My responsibilities in the Latin American and Caribbean Economic Policy area range across pretty much all macroeconomic subjects that are related to policy. One of the projects I am working on right now is macroeconomic monitoring. For this project, I produce a bi-weekly briefing on the current situation across the continents. I am also linked to the El Salvador economic team, so I go on missions to assess the economic situation and develop policy that, in our view, may be beneficial. We also identify areas where we can help them with technical support.
The typical day is relatively different according to the project. So if I am on mission in can get pretty intense as is meetings and more meetings with the government, think tanks, and sometimes with the private sector. To then get back to the hotel and process all the information. But if I am in headquarters it's much more relaxed and I can focus on the projects (conditional on the deadlines) that is of most interesting to me. The World Bank is generally quite open to new ideas and gives a lot of freedom to pursue your own interest, conditional that they can be tied to the work plan of course. Although, admittedly there is always number crunching no matter the project and as a JPA you will be responsible for it. In fact, I did not expect to receive so much responsibility so quickly.

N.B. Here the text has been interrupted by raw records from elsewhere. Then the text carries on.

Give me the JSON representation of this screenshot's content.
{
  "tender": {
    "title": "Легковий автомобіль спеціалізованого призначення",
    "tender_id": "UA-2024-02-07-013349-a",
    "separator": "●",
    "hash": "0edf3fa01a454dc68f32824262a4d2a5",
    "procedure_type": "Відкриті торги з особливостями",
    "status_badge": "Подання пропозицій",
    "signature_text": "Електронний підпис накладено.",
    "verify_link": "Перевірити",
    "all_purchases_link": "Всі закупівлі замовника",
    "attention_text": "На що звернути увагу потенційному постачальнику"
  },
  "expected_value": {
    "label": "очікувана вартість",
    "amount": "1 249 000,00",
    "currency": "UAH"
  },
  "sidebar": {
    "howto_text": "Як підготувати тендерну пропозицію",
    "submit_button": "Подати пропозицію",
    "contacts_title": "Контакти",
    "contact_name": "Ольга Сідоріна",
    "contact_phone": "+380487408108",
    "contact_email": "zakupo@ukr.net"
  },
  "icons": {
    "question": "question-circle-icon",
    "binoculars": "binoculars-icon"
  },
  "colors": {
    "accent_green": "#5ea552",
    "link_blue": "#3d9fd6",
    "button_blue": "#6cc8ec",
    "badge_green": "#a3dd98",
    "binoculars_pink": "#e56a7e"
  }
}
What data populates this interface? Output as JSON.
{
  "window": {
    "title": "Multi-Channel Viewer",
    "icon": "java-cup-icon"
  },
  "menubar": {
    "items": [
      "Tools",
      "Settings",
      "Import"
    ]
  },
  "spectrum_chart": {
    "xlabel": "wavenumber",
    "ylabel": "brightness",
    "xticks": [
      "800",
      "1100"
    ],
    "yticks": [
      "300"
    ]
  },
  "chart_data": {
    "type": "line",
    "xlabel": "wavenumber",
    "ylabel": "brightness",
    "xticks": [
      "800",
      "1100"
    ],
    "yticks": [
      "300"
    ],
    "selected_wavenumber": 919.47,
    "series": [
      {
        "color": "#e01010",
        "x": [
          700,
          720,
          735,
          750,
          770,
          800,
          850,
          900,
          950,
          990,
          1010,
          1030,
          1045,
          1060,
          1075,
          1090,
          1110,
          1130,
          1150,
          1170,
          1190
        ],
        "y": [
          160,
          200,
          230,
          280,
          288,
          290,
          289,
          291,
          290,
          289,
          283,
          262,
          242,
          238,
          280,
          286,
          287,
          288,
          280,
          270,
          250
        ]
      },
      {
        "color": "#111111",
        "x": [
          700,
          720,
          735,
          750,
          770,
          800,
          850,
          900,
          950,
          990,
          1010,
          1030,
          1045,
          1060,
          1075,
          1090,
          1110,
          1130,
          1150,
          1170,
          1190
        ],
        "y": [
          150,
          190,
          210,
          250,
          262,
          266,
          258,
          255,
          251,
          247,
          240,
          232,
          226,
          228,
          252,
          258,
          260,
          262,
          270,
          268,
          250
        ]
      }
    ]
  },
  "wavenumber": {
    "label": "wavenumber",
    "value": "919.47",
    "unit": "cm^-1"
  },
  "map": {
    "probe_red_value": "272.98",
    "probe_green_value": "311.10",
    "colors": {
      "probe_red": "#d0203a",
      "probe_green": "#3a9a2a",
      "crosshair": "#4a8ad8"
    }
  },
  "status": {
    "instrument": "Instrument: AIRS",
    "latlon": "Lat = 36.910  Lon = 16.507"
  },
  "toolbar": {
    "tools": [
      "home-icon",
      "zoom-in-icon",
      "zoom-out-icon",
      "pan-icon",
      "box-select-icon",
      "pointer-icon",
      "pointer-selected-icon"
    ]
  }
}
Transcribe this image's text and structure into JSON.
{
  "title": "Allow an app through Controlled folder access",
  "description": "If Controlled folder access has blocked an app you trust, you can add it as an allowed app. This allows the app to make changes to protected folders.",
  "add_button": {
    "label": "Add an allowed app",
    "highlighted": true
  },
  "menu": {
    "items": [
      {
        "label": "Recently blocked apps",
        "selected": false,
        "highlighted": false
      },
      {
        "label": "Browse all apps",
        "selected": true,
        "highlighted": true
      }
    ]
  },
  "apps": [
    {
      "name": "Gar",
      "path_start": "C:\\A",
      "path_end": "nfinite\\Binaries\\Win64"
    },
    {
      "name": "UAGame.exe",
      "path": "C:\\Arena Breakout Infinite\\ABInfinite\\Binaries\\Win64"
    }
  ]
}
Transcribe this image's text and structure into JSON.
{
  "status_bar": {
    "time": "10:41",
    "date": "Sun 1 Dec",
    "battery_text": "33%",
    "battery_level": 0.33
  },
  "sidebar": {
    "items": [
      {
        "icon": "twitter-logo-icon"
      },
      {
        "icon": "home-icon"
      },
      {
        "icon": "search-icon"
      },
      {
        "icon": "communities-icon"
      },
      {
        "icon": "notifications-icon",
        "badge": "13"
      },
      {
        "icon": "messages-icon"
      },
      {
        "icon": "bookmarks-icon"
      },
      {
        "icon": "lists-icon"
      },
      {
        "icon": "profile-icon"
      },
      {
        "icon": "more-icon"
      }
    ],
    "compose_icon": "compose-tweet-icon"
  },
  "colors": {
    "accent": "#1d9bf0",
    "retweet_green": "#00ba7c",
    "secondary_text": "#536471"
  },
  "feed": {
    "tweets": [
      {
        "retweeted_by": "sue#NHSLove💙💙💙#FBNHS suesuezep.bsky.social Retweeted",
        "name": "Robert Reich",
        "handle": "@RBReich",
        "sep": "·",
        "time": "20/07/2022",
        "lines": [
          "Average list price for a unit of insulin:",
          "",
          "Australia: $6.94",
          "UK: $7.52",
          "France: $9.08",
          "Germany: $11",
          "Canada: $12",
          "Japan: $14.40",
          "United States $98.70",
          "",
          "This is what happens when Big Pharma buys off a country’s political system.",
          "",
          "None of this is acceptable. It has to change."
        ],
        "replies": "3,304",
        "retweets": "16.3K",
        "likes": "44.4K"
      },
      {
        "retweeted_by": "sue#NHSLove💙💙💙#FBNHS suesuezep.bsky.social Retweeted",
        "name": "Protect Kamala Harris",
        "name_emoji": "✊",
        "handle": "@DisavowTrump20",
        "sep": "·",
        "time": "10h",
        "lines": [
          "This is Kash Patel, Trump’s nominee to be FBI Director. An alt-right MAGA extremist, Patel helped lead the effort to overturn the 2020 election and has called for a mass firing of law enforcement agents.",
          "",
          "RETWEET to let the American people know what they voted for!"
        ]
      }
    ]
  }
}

A highlight of the job so far has been going to El Salvador on a mission and meeting the government. Not only do you learn a massive amount, but you realize how important the role of politics is for policy making in terms of timing and magnitude of the reform. I was also able to almost see and touch the economic machinery, talking with the various agents we studied in the models. How the government views things, the private sector, and also the importance of perception of the representative agent in policy making.
All of the Economics master courses are useful for this type of work. The ideas behind the models we studied provide a strong conceptual framework that helps guide policy and tells us where to look for vulnerabilities in the economy.